--- Data to use ---

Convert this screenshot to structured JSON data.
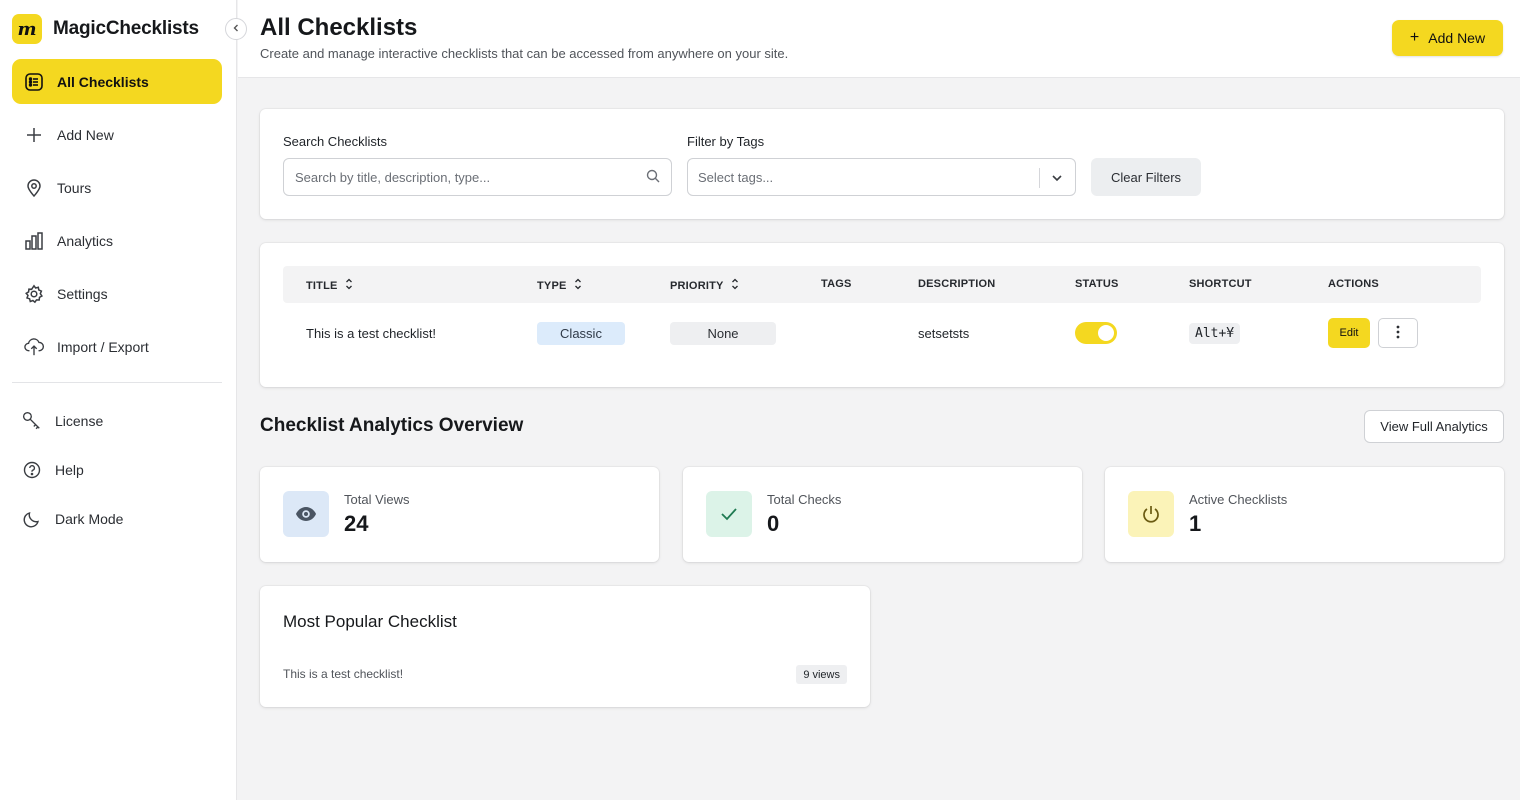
{
  "brand": {
    "logo_letter": "m",
    "name": "MagicChecklists"
  },
  "sidebar": {
    "items": [
      {
        "label": "All Checklists",
        "icon": "list-icon",
        "active": true
      },
      {
        "label": "Add New",
        "icon": "plus-icon"
      },
      {
        "label": "Tours",
        "icon": "map-pin-icon"
      },
      {
        "label": "Analytics",
        "icon": "bar-chart-icon"
      },
      {
        "label": "Settings",
        "icon": "gear-icon"
      },
      {
        "label": "Import / Export",
        "icon": "cloud-upload-icon"
      }
    ],
    "secondary": [
      {
        "label": "License",
        "icon": "key-icon"
      },
      {
        "label": "Help",
        "icon": "help-circle-icon"
      },
      {
        "label": "Dark Mode",
        "icon": "moon-icon"
      }
    ]
  },
  "header": {
    "title": "All Checklists",
    "subtitle": "Create and manage interactive checklists that can be accessed from anywhere on your site.",
    "add_new_label": "Add New"
  },
  "filters": {
    "search_label": "Search Checklists",
    "search_placeholder": "Search by title, description, type...",
    "tags_label": "Filter by Tags",
    "tags_placeholder": "Select tags...",
    "clear_label": "Clear Filters"
  },
  "table": {
    "columns": [
      "TITLE",
      "TYPE",
      "PRIORITY",
      "TAGS",
      "DESCRIPTION",
      "STATUS",
      "SHORTCUT",
      "ACTIONS"
    ],
    "rows": [
      {
        "title": "This is a test checklist!",
        "type": "Classic",
        "priority": "None",
        "tags": "",
        "description": "setsetsts",
        "status_on": true,
        "shortcut": "Alt+¥",
        "edit_label": "Edit"
      }
    ]
  },
  "analytics": {
    "title": "Checklist Analytics Overview",
    "view_full_label": "View Full Analytics",
    "stats": [
      {
        "label": "Total Views",
        "value": "24",
        "icon": "eye-icon",
        "icon_bg": "#dce8f7",
        "icon_color": "#4a5563"
      },
      {
        "label": "Total Checks",
        "value": "0",
        "icon": "check-icon",
        "icon_bg": "#dcf3e8",
        "icon_color": "#1f7a52"
      },
      {
        "label": "Active Checklists",
        "value": "1",
        "icon": "power-icon",
        "icon_bg": "#fbf3b8",
        "icon_color": "#6b5b12"
      }
    ],
    "most_popular": {
      "title": "Most Popular Checklist",
      "name": "This is a test checklist!",
      "views": "9 views"
    }
  },
  "colors": {
    "accent": "#f4d820",
    "background": "#f3f3f4"
  }
}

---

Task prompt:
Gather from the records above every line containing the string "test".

Exercise result:
        "title": "This is a test checklist!",
      "name": "This is a test checklist!",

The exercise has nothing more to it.